INSTRUCTIONS FOR THE TASK:
Restate the full listing word for word and leave the pictures out.

TASK DATA:
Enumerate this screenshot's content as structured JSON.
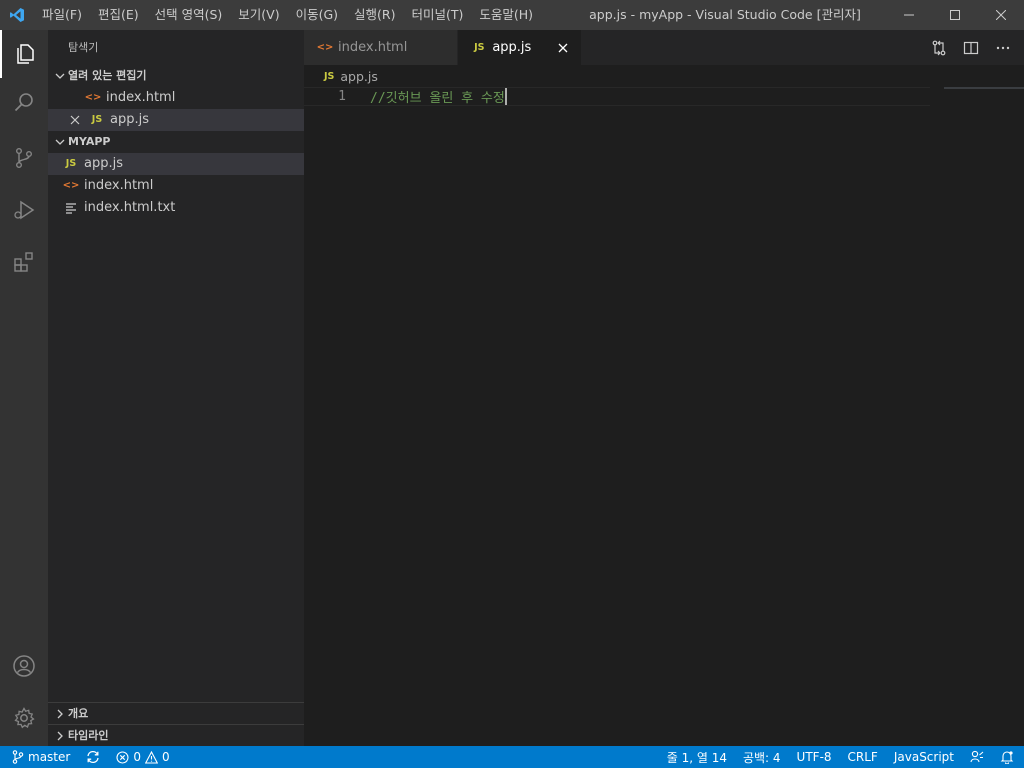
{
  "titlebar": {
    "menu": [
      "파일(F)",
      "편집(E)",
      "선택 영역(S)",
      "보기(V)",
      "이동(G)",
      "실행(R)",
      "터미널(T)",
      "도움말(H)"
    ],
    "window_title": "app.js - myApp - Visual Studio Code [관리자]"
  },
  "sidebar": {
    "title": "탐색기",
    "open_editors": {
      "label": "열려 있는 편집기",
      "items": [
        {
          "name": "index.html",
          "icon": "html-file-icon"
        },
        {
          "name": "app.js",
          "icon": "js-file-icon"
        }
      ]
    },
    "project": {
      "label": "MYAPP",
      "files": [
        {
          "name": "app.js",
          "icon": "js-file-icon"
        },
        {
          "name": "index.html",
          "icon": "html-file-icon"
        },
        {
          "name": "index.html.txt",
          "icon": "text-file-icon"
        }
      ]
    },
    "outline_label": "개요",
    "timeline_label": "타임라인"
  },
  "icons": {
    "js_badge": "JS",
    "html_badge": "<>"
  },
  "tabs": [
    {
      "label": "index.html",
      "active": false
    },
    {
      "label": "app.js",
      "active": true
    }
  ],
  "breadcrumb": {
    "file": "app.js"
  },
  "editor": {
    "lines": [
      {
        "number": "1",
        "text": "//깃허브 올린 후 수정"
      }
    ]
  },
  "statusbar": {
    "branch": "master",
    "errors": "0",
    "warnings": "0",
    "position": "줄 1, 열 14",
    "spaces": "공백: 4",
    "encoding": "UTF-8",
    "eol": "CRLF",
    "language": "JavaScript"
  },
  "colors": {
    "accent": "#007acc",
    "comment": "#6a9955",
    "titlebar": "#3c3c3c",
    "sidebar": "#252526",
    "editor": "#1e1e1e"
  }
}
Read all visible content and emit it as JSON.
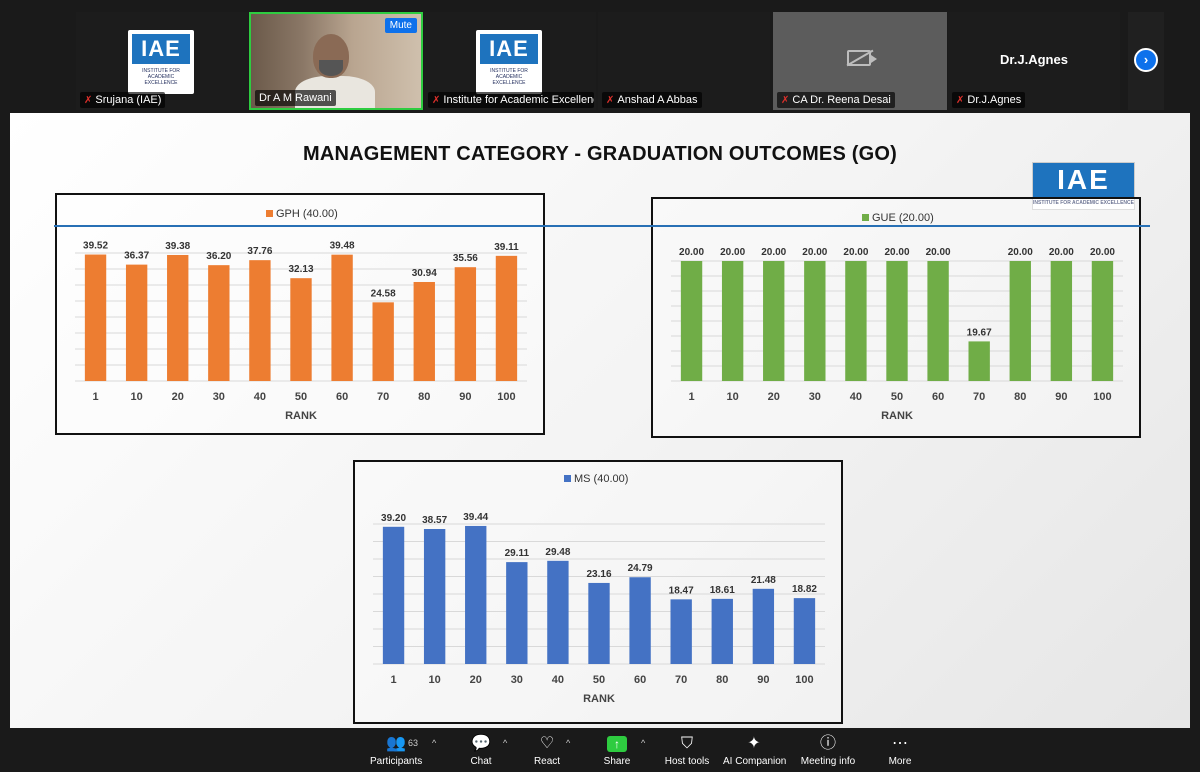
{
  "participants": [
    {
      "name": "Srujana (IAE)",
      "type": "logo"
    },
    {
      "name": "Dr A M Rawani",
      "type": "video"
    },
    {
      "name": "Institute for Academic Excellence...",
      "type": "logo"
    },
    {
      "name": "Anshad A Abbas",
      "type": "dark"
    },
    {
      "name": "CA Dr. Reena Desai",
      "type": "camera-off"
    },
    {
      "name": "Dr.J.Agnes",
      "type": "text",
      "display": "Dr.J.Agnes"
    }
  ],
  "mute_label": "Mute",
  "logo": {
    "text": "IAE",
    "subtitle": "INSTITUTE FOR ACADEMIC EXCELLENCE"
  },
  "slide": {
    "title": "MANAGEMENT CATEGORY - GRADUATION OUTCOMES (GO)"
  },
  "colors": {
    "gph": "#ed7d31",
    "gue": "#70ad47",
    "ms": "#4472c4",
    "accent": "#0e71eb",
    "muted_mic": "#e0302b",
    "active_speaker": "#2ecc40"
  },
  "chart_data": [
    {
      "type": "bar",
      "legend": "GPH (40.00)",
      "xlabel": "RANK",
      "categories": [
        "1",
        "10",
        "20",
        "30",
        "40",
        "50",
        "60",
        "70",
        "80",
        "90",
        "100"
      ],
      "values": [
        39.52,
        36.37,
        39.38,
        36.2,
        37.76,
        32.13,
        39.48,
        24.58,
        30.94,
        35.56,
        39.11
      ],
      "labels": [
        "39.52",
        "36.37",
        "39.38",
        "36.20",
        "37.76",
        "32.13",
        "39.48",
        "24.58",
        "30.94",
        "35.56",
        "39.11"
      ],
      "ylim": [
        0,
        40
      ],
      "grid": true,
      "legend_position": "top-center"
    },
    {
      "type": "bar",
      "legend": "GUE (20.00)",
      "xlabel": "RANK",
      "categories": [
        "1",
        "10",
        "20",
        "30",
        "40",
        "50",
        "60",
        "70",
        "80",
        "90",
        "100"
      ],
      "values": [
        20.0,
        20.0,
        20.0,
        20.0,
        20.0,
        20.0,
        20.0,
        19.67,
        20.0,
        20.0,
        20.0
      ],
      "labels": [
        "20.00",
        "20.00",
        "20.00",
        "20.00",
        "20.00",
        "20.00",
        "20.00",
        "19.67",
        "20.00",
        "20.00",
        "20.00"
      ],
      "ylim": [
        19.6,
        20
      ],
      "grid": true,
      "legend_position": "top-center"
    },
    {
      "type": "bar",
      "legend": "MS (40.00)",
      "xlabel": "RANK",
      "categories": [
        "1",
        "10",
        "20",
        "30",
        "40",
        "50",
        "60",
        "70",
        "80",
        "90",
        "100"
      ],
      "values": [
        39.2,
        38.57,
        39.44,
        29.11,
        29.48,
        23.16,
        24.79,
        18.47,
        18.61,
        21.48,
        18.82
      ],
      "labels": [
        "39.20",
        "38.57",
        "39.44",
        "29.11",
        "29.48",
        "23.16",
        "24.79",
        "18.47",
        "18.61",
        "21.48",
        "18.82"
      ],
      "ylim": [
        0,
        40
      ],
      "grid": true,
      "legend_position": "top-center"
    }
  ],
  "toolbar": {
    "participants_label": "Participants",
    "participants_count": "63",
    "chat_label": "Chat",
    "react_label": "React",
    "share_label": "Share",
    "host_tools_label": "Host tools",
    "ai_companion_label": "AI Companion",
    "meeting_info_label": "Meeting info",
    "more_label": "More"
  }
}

SOLUTION TO THIS TASK:
Enumerate this screenshot's content as structured JSON.
{
  "titlebar": {
    "menu": [
      "파일(F)",
      "편집(E)",
      "선택 영역(S)",
      "보기(V)",
      "이동(G)",
      "실행(R)",
      "터미널(T)",
      "도움말(H)"
    ],
    "window_title": "app.js - myApp - Visual Studio Code [관리자]"
  },
  "sidebar": {
    "title": "탐색기",
    "open_editors": {
      "label": "열려 있는 편집기",
      "items": [
        {
          "name": "index.html",
          "icon": "html-file-icon"
        },
        {
          "name": "app.js",
          "icon": "js-file-icon"
        }
      ]
    },
    "project": {
      "label": "MYAPP",
      "files": [
        {
          "name": "app.js",
          "icon": "js-file-icon"
        },
        {
          "name": "index.html",
          "icon": "html-file-icon"
        },
        {
          "name": "index.html.txt",
          "icon": "text-file-icon"
        }
      ]
    },
    "outline_label": "개요",
    "timeline_label": "타임라인"
  },
  "icons": {
    "js_badge": "JS",
    "html_badge": "<>"
  },
  "tabs": [
    {
      "label": "index.html",
      "active": false
    },
    {
      "label": "app.js",
      "active": true
    }
  ],
  "breadcrumb": {
    "file": "app.js"
  },
  "editor": {
    "lines": [
      {
        "number": "1",
        "text": "//깃허브 올린 후 수정"
      }
    ]
  },
  "statusbar": {
    "branch": "master",
    "errors": "0",
    "warnings": "0",
    "position": "줄 1, 열 14",
    "spaces": "공백: 4",
    "encoding": "UTF-8",
    "eol": "CRLF",
    "language": "JavaScript"
  },
  "colors": {
    "accent": "#007acc",
    "comment": "#6a9955",
    "titlebar": "#3c3c3c",
    "sidebar": "#252526",
    "editor": "#1e1e1e"
  }
}
Read all visible content and emit it as JSON.
{
  "participants": [
    {
      "name": "Srujana (IAE)",
      "type": "logo"
    },
    {
      "name": "Dr A M Rawani",
      "type": "video"
    },
    {
      "name": "Institute for Academic Excellence...",
      "type": "logo"
    },
    {
      "name": "Anshad A Abbas",
      "type": "dark"
    },
    {
      "name": "CA Dr. Reena Desai",
      "type": "camera-off"
    },
    {
      "name": "Dr.J.Agnes",
      "type": "text",
      "display": "Dr.J.Agnes"
    }
  ],
  "mute_label": "Mute",
  "logo": {
    "text": "IAE",
    "subtitle": "INSTITUTE FOR ACADEMIC EXCELLENCE"
  },
  "slide": {
    "title": "MANAGEMENT CATEGORY - GRADUATION OUTCOMES (GO)"
  },
  "colors": {
    "gph": "#ed7d31",
    "gue": "#70ad47",
    "ms": "#4472c4",
    "accent": "#0e71eb",
    "muted_mic": "#e0302b",
    "active_speaker": "#2ecc40"
  },
  "chart_data": [
    {
      "type": "bar",
      "legend": "GPH (40.00)",
      "xlabel": "RANK",
      "categories": [
        "1",
        "10",
        "20",
        "30",
        "40",
        "50",
        "60",
        "70",
        "80",
        "90",
        "100"
      ],
      "values": [
        39.52,
        36.37,
        39.38,
        36.2,
        37.76,
        32.13,
        39.48,
        24.58,
        30.94,
        35.56,
        39.11
      ],
      "labels": [
        "39.52",
        "36.37",
        "39.38",
        "36.20",
        "37.76",
        "32.13",
        "39.48",
        "24.58",
        "30.94",
        "35.56",
        "39.11"
      ],
      "ylim": [
        0,
        40
      ],
      "grid": true,
      "legend_position": "top-center"
    },
    {
      "type": "bar",
      "legend": "GUE (20.00)",
      "xlabel": "RANK",
      "categories": [
        "1",
        "10",
        "20",
        "30",
        "40",
        "50",
        "60",
        "70",
        "80",
        "90",
        "100"
      ],
      "values": [
        20.0,
        20.0,
        20.0,
        20.0,
        20.0,
        20.0,
        20.0,
        19.67,
        20.0,
        20.0,
        20.0
      ],
      "labels": [
        "20.00",
        "20.00",
        "20.00",
        "20.00",
        "20.00",
        "20.00",
        "20.00",
        "19.67",
        "20.00",
        "20.00",
        "20.00"
      ],
      "ylim": [
        19.6,
        20
      ],
      "grid": true,
      "legend_position": "top-center"
    },
    {
      "type": "bar",
      "legend": "MS (40.00)",
      "xlabel": "RANK",
      "categories": [
        "1",
        "10",
        "20",
        "30",
        "40",
        "50",
        "60",
        "70",
        "80",
        "90",
        "100"
      ],
      "values": [
        39.2,
        38.57,
        39.44,
        29.11,
        29.48,
        23.16,
        24.79,
        18.47,
        18.61,
        21.48,
        18.82
      ],
      "labels": [
        "39.20",
        "38.57",
        "39.44",
        "29.11",
        "29.48",
        "23.16",
        "24.79",
        "18.47",
        "18.61",
        "21.48",
        "18.82"
      ],
      "ylim": [
        0,
        40
      ],
      "grid": true,
      "legend_position": "top-center"
    }
  ],
  "toolbar": {
    "participants_label": "Participants",
    "participants_count": "63",
    "chat_label": "Chat",
    "react_label": "React",
    "share_label": "Share",
    "host_tools_label": "Host tools",
    "ai_companion_label": "AI Companion",
    "meeting_info_label": "Meeting info",
    "more_label": "More"
  }
}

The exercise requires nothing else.